(Items from an interface collection)
************

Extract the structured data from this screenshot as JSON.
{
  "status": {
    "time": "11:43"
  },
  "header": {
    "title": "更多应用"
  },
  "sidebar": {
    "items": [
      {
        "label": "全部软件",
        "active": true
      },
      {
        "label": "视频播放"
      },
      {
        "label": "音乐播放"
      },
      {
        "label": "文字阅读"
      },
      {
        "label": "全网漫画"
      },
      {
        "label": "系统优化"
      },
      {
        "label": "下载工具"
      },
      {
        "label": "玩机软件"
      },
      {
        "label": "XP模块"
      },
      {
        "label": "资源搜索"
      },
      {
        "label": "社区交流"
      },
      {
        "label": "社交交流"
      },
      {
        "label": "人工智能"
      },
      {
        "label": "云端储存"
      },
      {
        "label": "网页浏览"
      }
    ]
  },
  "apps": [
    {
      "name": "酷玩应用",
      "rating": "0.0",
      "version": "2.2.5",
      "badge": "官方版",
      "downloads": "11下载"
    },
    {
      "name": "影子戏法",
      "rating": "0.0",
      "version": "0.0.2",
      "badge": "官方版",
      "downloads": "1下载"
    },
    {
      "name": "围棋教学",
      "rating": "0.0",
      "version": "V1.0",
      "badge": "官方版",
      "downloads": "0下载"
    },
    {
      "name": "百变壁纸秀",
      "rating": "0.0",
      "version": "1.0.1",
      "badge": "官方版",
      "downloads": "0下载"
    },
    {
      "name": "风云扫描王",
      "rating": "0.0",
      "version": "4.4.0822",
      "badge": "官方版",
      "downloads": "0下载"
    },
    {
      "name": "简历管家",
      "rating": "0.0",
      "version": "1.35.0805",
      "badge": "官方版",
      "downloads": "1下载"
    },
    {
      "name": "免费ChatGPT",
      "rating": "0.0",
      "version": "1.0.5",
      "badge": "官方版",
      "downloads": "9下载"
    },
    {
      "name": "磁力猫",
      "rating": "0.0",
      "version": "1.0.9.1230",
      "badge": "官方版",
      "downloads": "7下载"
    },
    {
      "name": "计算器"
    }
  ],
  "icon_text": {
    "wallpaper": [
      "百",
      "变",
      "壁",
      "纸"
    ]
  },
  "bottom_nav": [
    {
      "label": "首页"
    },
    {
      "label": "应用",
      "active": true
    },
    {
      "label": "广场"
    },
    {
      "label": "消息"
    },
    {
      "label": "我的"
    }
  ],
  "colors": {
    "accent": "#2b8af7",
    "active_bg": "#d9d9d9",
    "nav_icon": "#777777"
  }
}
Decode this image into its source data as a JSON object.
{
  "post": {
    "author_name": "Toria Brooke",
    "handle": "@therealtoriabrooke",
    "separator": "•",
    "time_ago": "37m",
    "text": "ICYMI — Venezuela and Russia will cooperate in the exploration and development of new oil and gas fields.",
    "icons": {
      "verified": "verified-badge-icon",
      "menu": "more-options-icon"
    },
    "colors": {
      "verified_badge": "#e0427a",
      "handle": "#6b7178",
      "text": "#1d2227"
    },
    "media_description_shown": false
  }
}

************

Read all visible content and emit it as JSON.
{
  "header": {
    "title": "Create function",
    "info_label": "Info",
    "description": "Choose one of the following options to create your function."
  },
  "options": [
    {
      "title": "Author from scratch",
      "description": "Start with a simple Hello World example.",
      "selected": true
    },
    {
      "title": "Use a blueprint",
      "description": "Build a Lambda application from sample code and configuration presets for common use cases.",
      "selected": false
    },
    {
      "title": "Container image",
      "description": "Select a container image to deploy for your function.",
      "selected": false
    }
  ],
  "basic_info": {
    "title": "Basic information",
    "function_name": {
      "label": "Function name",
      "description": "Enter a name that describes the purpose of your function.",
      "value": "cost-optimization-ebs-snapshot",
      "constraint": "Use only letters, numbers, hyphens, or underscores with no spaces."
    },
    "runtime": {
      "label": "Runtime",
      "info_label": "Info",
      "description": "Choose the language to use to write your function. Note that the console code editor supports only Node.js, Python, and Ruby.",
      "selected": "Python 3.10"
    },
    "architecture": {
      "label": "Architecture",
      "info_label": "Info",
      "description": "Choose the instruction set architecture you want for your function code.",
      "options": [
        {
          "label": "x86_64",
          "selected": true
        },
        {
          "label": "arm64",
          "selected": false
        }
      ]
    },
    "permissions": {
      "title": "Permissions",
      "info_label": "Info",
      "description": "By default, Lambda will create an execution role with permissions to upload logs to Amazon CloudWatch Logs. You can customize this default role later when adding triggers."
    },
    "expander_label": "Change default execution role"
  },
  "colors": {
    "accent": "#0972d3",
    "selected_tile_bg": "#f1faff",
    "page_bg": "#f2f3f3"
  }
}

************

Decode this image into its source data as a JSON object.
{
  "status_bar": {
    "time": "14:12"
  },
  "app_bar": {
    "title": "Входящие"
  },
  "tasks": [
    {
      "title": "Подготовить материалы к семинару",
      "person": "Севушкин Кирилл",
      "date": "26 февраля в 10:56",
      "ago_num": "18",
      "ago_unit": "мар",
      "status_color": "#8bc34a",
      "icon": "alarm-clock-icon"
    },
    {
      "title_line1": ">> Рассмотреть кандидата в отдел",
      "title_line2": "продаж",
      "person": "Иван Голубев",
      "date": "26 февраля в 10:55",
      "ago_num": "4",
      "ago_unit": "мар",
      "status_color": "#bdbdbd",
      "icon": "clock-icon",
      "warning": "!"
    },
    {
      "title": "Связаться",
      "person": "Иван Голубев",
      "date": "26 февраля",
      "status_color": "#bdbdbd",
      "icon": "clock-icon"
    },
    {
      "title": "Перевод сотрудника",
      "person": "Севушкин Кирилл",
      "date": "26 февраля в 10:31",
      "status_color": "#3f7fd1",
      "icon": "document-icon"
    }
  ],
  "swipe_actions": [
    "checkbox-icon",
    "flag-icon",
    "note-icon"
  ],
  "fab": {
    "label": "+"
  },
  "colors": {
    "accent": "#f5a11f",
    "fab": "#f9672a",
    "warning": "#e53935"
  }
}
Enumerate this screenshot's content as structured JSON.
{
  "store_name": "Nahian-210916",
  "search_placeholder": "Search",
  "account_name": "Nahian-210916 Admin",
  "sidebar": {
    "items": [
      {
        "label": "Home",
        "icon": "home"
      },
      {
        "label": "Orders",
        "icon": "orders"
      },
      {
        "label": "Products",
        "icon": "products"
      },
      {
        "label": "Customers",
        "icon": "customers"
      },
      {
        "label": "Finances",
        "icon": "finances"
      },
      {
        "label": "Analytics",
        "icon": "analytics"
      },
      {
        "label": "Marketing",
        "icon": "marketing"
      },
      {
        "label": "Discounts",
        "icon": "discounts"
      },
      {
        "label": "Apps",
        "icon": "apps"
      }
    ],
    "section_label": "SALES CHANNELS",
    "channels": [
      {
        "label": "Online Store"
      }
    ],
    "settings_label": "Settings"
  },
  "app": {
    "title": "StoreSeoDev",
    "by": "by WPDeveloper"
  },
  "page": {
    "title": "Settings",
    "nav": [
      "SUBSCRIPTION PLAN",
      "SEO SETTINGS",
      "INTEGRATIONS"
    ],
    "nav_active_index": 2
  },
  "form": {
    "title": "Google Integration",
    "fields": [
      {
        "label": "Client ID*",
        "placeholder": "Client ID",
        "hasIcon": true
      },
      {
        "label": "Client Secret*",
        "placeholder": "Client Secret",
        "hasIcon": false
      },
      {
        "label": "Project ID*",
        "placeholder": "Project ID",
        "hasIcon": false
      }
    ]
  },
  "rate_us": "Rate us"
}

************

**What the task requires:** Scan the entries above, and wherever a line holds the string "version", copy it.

**Result of the task:**
      "version": "2.2.5",
      "version": "0.0.2",
      "version": "V1.0",
      "version": "1.0.1",
      "version": "4.4.0822",
      "version": "1.35.0805",
      "version": "1.0.5",
      "version": "1.0.9.1230",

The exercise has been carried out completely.